Iran displays ancient Persian artefacts returned from the West
Iran has put on display hundreds of ancient and Persian artefacts, some dating back as far as 3,500 years and all of them recently brought back home from museums and collections in Western countries.
All of the items on display were repatriated over the past two-and-a-half years from England, Belgium, Italy and the United States, said Mohammad Hassan Talebian, deputy head of the Cultural Heritage, Handicrafts and Tourism Organisation of Iran.
He credits the improved relations between Tehran and the West in the wake of the landmark 2015 nuclear deal for helping make the process possible.
"The atmosphere after the nuclear deal was very important," Mr Talebian said.
"It made it easy to bring back all these objects home."
The special exhibit, which opened on Monday in Tehran's National Museum, displays 558 different artefacts.
They include hunting tools and stitching needles from the Iron Age and a pair of necklaces dating back more than 2,000 years to the Achaemenid Empire founded by Cyrus the Great - the high point of the Persian rule.
Among the oldest items on display are dozens of clay bowls, jugs and engraved coins dating back 3,500 years and formerly housed in the University of Chicago's famed Oriental Institute.
Iran and the US have not had diplomatic relations since 1979, when Iranian students stormed the American embassy and took 52 Americans hostage for 444 days.
The 2015 deal between Tehran and world powers put limits on Iran's nuclear programme in exchange for the lifting of international economic sanctions.
However, the brief thaw in Iranian-American relations may be short-lived.
New US president Donald Trump has heavily criticised the deal and has already engaged in a war of words with Iran's leadership and put Tehran "on notice" over a recent ballistic missile test.
The items from the University of Chicago had previously been displayed on their own in May 2016, but this is the first time that all of the items repatriated from these four countries have been displayed together.
Myriam Rahgoshay, an arts enthusiast, said that the return of these and thousands of other historic artefacts still overseas is a key boost to Iranian national identity.
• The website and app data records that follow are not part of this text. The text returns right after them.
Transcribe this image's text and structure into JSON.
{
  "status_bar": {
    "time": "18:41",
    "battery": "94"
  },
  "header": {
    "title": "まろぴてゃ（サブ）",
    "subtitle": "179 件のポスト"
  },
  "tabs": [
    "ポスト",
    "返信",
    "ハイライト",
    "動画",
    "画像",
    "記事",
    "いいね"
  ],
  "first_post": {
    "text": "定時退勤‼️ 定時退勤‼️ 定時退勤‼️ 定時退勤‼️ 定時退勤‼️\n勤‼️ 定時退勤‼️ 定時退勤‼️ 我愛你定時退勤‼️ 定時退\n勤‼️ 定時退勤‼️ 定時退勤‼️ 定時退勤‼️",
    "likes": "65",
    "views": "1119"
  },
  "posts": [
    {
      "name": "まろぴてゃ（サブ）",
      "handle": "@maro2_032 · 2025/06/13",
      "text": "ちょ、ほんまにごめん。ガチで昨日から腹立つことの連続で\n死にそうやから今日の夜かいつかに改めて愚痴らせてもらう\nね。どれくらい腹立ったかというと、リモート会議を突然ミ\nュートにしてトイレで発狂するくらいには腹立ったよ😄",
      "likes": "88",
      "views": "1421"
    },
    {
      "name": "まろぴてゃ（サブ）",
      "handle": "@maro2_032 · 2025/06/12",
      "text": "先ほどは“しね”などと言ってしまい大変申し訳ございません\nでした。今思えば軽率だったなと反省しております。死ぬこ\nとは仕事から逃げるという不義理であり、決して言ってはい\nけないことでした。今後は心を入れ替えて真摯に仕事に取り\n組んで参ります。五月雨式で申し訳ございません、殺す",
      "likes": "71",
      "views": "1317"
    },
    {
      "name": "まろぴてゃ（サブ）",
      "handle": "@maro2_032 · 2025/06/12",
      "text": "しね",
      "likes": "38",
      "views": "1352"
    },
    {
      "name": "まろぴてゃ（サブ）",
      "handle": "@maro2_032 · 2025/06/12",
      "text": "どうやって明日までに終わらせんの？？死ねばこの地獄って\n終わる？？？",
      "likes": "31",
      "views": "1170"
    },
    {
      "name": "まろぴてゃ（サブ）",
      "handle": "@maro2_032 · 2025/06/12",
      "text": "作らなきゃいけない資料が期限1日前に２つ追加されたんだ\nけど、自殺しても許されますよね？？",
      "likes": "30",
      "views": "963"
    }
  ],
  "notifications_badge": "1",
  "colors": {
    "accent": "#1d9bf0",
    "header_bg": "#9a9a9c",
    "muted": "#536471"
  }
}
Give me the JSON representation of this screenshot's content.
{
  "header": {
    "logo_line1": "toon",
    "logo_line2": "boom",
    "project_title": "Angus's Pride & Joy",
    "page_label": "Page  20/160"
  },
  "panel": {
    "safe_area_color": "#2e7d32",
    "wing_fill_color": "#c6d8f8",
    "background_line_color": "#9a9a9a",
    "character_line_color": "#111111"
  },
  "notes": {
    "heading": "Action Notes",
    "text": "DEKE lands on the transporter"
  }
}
"This is a source of great pride and pleasure, because our identity, which is subject to disintegration, is becoming whole again," she said.